▸ WORK ORDER
Wherever a line in the records contains the word "true", return that line.

GIVEN RECORDS section start

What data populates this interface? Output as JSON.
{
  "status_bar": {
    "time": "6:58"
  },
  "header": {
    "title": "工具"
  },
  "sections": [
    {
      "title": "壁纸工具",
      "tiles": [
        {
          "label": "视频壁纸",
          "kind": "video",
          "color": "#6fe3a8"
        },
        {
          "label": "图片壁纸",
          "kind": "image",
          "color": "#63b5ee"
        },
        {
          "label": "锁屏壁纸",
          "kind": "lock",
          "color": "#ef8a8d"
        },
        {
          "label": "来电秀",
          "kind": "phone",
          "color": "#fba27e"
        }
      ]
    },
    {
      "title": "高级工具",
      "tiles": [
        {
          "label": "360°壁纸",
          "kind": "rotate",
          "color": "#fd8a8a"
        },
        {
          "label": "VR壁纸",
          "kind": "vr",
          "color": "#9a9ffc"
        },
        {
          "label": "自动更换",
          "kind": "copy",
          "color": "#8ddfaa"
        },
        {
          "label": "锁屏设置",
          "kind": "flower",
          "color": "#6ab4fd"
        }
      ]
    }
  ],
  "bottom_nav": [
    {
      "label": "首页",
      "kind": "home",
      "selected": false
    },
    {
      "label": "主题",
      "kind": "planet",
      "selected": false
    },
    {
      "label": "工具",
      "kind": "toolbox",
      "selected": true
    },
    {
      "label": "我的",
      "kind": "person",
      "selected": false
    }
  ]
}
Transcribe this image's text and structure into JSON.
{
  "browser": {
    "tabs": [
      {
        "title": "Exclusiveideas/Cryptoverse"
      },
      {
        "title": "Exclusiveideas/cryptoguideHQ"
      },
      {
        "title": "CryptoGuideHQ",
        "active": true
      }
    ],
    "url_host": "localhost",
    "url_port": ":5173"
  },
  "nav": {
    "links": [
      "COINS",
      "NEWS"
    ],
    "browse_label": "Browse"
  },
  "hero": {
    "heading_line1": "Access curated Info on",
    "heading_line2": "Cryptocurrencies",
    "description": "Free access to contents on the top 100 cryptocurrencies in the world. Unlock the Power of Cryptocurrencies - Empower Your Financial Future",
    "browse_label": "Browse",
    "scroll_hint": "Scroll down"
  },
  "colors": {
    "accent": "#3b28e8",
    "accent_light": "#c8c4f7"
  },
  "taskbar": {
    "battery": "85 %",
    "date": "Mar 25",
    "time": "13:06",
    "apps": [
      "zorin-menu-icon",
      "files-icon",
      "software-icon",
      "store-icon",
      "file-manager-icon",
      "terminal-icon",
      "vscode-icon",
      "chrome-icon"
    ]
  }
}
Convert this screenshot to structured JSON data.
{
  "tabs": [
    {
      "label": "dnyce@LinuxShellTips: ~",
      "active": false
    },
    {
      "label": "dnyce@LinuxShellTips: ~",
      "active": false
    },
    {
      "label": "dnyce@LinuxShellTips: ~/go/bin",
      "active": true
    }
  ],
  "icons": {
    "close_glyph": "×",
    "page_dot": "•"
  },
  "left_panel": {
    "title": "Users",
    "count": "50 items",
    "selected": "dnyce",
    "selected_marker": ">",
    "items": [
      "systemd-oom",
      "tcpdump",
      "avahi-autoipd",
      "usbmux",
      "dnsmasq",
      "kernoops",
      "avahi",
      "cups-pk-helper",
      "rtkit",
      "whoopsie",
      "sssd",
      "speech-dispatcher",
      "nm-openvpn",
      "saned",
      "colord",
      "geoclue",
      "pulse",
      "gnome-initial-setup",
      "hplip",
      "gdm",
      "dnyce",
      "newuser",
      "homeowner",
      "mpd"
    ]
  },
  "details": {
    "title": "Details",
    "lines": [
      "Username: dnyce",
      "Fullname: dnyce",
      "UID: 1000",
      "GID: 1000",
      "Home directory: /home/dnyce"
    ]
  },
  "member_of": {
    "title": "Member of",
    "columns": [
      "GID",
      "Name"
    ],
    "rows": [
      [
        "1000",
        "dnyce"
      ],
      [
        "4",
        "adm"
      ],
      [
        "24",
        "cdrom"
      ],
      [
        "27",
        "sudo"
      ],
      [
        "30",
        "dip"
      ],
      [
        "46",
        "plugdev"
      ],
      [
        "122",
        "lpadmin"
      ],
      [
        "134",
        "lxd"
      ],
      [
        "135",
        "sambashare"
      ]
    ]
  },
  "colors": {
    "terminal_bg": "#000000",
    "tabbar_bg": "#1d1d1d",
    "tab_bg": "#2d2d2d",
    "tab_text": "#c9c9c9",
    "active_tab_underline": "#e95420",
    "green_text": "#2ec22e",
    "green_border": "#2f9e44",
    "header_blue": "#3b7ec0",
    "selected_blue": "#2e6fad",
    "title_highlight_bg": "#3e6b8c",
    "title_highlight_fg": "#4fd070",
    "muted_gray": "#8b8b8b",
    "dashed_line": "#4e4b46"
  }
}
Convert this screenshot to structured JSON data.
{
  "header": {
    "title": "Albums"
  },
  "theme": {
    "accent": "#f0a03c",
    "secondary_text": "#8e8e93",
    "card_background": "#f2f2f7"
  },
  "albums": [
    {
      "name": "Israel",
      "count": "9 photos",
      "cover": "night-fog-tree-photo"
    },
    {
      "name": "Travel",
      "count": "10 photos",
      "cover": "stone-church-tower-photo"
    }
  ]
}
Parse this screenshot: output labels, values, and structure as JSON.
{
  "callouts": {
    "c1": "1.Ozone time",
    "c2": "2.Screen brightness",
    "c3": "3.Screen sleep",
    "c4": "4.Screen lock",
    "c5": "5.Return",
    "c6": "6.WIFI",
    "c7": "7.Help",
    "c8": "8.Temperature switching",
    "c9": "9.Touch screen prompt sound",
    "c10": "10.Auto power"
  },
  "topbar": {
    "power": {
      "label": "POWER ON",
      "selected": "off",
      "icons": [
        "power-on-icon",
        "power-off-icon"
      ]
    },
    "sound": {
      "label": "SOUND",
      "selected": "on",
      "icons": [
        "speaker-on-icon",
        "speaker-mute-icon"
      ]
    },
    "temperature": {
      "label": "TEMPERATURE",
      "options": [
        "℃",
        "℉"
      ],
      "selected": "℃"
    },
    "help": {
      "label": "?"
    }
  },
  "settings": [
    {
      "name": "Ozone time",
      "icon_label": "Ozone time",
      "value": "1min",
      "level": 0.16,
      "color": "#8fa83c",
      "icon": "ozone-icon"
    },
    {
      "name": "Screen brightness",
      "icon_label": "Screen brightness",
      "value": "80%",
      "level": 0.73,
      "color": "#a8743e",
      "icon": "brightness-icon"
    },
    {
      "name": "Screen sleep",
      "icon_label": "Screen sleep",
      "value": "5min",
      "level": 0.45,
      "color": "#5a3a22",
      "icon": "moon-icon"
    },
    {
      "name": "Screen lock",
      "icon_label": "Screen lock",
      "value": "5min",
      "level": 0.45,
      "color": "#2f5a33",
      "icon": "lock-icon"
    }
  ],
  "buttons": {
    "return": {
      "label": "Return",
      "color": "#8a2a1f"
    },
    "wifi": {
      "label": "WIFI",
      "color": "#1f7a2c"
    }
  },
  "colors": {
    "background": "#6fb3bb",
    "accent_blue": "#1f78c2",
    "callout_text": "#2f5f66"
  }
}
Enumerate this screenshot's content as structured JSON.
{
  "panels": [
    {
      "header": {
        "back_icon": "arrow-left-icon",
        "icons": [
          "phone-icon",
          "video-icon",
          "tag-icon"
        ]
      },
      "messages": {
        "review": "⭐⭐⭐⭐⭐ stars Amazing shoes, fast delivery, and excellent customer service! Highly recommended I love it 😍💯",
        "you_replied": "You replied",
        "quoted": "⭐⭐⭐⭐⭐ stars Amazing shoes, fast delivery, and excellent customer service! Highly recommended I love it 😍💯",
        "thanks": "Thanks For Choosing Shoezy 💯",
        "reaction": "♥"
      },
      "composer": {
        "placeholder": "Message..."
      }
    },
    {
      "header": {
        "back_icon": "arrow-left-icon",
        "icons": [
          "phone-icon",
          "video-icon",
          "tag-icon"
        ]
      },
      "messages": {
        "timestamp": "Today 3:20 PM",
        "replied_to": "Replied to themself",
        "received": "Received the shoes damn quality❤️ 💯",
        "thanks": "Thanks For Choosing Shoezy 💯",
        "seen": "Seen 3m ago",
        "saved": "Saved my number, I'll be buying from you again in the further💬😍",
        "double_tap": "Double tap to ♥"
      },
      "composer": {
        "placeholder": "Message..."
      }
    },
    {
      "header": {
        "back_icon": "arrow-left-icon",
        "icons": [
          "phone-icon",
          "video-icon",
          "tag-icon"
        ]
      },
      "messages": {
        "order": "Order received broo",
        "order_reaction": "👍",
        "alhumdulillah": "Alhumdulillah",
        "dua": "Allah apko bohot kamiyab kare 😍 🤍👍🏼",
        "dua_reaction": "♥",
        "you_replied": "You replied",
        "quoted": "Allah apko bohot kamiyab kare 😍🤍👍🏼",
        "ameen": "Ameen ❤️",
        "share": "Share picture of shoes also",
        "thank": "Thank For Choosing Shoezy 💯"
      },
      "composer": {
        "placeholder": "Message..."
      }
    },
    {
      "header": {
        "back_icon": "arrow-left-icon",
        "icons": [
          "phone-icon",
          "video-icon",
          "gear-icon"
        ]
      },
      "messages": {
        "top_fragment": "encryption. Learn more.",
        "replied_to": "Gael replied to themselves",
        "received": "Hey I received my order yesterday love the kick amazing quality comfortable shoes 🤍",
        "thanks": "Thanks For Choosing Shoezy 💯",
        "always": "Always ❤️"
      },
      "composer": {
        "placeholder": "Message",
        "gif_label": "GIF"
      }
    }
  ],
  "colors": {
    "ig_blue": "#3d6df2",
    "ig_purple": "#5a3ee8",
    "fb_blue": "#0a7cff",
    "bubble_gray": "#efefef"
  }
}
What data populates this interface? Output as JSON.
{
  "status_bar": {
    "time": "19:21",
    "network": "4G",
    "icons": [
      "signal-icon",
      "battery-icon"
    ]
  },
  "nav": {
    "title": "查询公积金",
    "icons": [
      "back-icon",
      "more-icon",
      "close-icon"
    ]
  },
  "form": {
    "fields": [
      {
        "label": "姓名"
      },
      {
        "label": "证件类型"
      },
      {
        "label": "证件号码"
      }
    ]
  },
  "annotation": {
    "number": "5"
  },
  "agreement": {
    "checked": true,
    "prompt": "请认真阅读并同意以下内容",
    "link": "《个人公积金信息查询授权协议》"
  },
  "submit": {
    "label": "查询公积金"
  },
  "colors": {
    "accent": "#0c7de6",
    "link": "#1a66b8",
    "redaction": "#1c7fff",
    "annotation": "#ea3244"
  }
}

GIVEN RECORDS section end

▸ EXERCISE OUTPUT
      "selected": true
        "active": true
      "active": true
    "checked": true,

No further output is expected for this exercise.